Work task: If a line of the data below holds the word "الخدمات", list it.

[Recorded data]
—————
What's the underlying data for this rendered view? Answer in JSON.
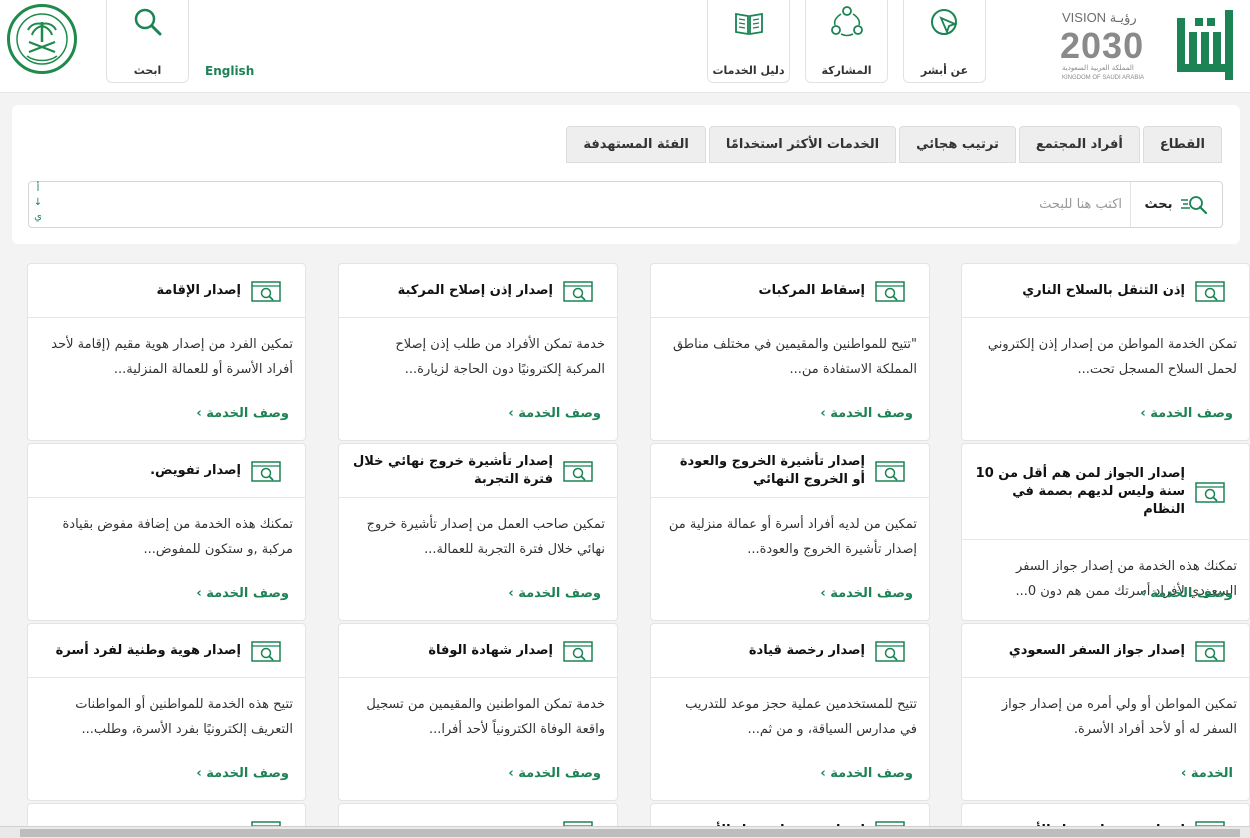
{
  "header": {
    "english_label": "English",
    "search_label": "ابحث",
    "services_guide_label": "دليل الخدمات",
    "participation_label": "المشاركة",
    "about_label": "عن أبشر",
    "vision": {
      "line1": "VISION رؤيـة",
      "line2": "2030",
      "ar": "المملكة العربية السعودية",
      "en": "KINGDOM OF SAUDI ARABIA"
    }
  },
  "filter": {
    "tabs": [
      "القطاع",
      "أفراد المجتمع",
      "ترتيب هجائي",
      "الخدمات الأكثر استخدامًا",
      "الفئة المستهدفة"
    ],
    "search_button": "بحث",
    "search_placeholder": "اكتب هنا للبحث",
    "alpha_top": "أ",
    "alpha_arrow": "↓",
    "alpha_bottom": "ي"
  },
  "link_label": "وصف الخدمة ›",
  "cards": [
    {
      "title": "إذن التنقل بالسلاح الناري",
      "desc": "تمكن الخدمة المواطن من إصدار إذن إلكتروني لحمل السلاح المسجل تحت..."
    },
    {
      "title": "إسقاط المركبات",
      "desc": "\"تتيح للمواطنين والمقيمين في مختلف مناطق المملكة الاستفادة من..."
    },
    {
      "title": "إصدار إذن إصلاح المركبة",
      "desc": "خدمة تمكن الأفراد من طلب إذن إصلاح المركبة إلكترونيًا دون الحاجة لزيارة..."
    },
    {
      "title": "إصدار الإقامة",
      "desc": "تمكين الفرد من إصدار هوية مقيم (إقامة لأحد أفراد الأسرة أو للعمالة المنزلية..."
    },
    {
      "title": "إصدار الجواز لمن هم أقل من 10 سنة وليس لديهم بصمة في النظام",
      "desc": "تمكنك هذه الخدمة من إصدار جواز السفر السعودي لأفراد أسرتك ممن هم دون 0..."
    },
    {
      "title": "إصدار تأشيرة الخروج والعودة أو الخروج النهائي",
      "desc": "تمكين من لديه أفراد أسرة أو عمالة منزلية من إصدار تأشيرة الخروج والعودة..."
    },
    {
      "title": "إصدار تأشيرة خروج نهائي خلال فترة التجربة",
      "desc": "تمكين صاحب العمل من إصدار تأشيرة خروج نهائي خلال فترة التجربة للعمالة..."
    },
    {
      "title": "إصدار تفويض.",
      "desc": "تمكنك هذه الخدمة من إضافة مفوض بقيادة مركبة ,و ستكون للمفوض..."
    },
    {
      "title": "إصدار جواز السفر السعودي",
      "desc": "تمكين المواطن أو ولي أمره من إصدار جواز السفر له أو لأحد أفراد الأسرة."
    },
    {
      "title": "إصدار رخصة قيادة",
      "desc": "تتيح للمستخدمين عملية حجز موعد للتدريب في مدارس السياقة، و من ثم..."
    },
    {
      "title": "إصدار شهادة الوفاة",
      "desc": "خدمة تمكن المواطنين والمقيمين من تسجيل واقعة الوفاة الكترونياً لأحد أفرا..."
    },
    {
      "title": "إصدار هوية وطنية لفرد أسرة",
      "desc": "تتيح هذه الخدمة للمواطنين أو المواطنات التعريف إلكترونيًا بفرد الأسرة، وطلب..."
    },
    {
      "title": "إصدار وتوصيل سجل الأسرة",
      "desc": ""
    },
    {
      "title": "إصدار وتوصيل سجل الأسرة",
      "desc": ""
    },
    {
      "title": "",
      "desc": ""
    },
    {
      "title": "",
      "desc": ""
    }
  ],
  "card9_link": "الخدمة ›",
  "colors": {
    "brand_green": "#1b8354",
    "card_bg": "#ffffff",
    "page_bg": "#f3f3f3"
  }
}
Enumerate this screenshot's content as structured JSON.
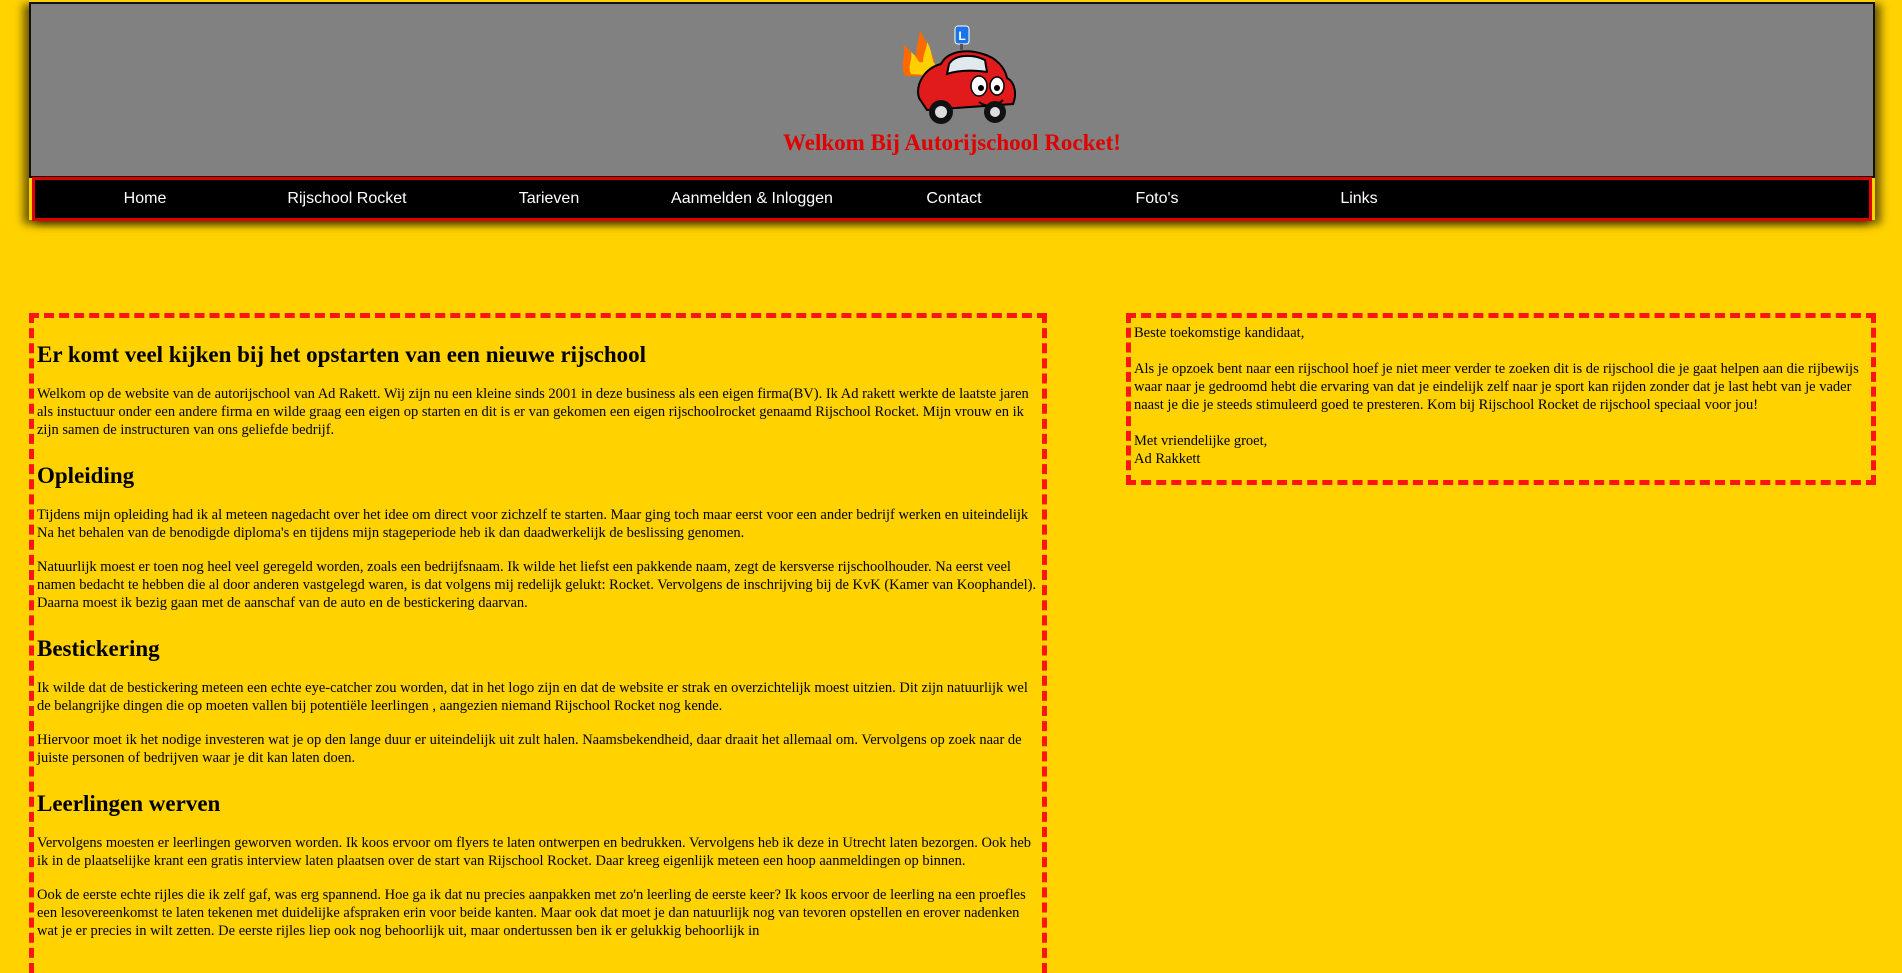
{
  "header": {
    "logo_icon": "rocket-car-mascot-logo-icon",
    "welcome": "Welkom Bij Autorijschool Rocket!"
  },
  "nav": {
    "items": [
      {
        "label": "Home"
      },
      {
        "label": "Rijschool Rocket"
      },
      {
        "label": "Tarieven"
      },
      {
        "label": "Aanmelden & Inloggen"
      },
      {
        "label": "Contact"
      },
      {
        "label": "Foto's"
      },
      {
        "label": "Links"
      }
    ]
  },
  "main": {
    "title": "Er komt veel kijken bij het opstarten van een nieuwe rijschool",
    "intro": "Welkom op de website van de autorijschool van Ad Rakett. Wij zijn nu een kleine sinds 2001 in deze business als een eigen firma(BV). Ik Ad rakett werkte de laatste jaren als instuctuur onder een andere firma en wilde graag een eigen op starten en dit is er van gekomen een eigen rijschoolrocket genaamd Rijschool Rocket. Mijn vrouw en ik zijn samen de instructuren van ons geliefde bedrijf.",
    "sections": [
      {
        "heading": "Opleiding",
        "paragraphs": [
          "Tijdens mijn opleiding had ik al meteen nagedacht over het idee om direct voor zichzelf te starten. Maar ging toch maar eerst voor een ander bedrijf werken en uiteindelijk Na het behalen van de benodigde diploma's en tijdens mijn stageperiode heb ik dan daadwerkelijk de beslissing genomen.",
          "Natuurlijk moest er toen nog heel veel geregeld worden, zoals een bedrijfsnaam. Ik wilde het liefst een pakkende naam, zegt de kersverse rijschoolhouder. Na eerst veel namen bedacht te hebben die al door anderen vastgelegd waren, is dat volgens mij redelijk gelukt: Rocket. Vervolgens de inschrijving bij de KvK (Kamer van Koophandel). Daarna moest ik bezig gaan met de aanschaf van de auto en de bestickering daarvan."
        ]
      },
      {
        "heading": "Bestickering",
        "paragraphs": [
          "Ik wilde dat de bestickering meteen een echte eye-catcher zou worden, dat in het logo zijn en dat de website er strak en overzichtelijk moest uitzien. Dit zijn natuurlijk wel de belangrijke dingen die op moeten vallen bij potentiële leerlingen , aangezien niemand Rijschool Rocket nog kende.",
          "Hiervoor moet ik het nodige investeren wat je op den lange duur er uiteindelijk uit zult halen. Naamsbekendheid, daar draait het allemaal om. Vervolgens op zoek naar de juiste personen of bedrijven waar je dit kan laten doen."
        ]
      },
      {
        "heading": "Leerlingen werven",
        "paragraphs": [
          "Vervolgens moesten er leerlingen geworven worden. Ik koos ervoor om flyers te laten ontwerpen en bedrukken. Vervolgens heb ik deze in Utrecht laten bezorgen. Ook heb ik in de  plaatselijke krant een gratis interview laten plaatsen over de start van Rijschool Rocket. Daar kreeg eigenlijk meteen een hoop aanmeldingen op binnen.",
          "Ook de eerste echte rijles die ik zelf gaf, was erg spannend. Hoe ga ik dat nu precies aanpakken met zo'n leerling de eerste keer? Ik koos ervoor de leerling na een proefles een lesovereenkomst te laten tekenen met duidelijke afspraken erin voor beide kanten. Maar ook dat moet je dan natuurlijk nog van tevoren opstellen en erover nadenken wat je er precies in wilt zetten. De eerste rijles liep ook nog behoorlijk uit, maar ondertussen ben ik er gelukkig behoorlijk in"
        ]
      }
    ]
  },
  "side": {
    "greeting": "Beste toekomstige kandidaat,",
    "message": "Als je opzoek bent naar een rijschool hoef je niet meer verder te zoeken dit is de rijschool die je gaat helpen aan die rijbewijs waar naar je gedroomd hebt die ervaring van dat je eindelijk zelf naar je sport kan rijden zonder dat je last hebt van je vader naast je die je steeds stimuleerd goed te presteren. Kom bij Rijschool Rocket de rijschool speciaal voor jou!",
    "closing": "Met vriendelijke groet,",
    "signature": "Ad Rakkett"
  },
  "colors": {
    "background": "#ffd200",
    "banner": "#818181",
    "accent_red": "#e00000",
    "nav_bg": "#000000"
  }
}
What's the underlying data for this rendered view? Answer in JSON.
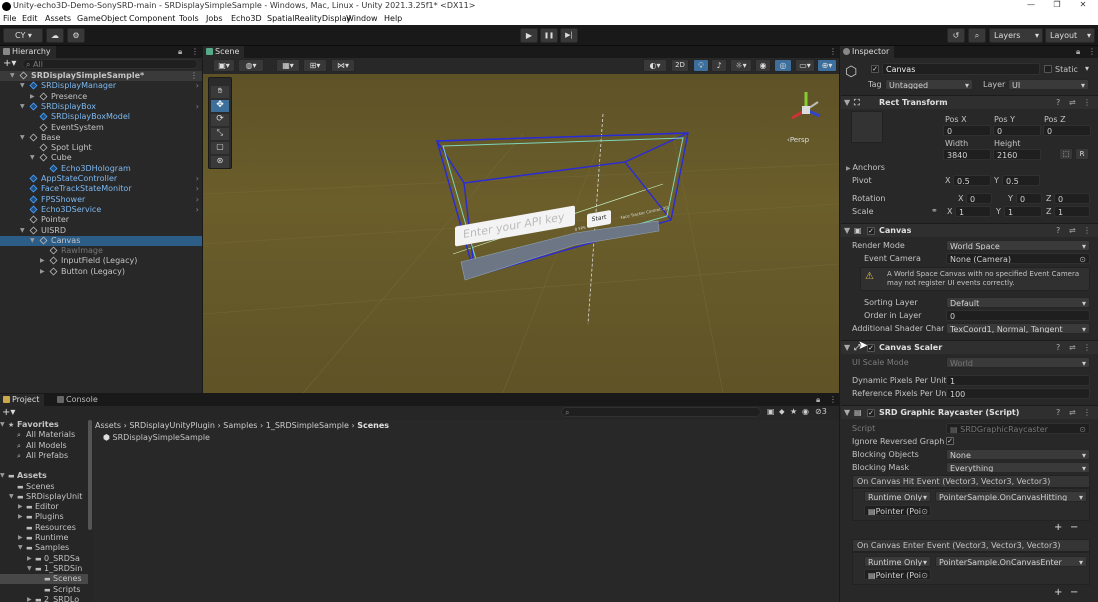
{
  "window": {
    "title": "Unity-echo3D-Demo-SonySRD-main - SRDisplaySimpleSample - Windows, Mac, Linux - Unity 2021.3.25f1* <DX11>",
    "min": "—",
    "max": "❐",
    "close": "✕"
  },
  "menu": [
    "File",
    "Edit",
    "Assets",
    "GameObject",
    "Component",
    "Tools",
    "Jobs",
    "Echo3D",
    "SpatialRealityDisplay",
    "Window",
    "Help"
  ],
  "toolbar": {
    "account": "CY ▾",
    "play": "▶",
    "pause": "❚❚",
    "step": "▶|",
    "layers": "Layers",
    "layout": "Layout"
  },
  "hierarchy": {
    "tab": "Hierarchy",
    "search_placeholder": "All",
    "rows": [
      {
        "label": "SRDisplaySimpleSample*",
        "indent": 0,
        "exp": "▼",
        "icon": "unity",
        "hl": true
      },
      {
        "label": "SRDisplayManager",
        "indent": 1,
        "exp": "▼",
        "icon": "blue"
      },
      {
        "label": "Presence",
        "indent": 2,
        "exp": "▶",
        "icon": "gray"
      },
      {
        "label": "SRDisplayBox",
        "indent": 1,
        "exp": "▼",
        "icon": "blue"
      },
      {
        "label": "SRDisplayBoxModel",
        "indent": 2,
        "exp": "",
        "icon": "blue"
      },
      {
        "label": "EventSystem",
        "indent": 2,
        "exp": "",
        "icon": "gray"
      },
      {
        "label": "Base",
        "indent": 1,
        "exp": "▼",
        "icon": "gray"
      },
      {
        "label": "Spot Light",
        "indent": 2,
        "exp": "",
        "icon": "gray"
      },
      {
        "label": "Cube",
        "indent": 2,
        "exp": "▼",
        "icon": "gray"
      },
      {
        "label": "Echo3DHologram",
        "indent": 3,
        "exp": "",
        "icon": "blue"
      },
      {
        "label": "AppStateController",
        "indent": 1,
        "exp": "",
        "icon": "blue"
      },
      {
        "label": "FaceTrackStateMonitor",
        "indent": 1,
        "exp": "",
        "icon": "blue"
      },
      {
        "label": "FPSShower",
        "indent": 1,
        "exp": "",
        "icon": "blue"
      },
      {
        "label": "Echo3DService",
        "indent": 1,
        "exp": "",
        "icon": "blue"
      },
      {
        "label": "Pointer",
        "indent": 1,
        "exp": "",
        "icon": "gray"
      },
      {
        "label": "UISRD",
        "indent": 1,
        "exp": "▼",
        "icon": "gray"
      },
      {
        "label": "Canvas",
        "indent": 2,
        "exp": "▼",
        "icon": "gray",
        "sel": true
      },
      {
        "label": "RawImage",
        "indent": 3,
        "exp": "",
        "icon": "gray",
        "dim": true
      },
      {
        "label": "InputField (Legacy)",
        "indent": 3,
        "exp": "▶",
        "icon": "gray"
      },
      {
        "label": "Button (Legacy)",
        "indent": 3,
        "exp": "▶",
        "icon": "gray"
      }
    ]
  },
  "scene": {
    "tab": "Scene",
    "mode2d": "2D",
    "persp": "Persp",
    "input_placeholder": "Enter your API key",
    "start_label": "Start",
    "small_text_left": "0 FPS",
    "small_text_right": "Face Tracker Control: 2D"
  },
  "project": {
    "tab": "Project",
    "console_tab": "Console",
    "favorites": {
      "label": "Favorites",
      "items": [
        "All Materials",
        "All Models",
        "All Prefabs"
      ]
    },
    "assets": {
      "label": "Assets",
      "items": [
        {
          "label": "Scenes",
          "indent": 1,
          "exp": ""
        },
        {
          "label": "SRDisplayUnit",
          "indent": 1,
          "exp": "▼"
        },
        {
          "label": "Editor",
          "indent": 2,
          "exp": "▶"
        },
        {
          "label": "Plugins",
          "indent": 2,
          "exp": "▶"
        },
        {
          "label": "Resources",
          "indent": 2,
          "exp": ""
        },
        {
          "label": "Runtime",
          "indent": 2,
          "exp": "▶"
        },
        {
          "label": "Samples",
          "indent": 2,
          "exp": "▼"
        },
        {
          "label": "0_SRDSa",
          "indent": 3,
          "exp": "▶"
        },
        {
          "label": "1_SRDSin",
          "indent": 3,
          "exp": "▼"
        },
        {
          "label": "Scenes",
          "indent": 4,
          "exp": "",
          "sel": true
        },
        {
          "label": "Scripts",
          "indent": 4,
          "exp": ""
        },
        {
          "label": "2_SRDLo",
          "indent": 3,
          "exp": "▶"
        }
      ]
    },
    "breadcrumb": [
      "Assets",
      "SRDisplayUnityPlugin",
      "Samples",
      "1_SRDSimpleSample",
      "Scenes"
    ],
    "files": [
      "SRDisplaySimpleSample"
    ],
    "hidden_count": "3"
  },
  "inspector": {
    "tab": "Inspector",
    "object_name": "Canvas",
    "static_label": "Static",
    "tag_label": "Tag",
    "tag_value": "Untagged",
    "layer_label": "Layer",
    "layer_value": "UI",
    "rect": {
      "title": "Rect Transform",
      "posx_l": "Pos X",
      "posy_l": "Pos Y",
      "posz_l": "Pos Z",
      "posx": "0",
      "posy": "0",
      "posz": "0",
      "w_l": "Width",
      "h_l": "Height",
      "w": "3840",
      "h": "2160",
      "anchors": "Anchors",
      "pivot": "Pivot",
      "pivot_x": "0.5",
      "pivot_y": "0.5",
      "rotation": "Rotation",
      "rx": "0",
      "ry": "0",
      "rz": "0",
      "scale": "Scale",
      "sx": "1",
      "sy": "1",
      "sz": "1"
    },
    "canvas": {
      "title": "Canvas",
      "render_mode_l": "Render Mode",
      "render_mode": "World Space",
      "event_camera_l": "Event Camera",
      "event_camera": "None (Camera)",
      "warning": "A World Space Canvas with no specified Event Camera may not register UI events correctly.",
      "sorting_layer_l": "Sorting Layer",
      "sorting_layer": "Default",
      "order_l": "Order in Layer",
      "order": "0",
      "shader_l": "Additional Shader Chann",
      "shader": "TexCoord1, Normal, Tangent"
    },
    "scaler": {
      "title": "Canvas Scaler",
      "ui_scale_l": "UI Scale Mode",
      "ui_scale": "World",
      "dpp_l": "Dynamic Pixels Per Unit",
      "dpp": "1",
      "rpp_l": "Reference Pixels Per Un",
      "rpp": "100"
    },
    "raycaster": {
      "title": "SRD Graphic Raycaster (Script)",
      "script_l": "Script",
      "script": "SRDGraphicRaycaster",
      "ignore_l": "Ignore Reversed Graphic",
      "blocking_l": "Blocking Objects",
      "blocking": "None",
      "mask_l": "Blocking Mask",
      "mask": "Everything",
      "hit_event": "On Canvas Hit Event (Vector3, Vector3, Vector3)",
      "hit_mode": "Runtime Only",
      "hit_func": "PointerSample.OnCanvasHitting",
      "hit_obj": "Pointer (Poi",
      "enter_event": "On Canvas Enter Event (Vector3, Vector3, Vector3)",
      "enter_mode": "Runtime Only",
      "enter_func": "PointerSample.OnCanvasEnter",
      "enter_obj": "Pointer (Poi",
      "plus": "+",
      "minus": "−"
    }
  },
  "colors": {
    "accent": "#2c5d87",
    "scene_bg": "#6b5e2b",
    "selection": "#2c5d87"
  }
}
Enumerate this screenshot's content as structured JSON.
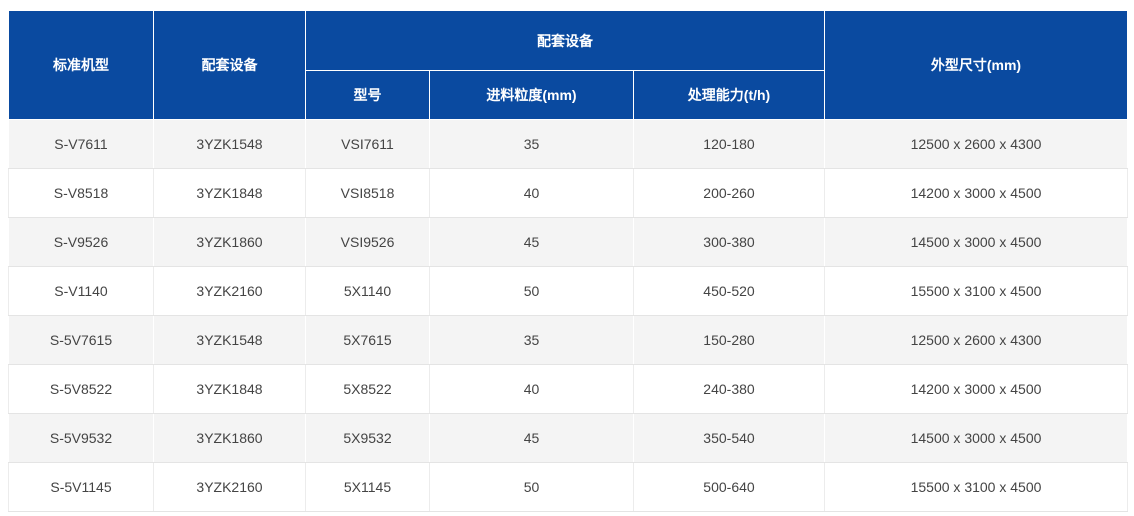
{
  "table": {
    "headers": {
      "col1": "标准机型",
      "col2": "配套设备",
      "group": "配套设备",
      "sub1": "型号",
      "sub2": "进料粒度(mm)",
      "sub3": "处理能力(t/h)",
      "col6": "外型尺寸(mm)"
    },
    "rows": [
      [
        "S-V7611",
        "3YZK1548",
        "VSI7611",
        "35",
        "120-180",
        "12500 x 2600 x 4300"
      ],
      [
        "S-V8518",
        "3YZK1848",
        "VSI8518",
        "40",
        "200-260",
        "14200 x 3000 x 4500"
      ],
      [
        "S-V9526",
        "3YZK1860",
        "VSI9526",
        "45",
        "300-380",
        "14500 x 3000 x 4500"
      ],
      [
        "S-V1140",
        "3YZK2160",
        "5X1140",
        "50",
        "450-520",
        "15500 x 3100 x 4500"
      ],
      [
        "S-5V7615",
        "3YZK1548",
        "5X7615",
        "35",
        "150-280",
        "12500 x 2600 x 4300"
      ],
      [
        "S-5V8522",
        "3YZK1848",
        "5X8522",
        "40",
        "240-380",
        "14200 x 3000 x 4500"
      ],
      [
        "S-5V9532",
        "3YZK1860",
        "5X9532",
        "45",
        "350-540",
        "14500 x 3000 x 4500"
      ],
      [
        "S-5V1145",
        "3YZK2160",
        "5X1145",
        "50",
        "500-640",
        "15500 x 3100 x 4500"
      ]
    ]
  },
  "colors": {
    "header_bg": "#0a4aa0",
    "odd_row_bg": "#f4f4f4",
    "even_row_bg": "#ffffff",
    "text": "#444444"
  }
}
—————
Reply:
    "services_guide_label": "دليل الخدمات",
      "الخدمات الأكثر استخدامًا",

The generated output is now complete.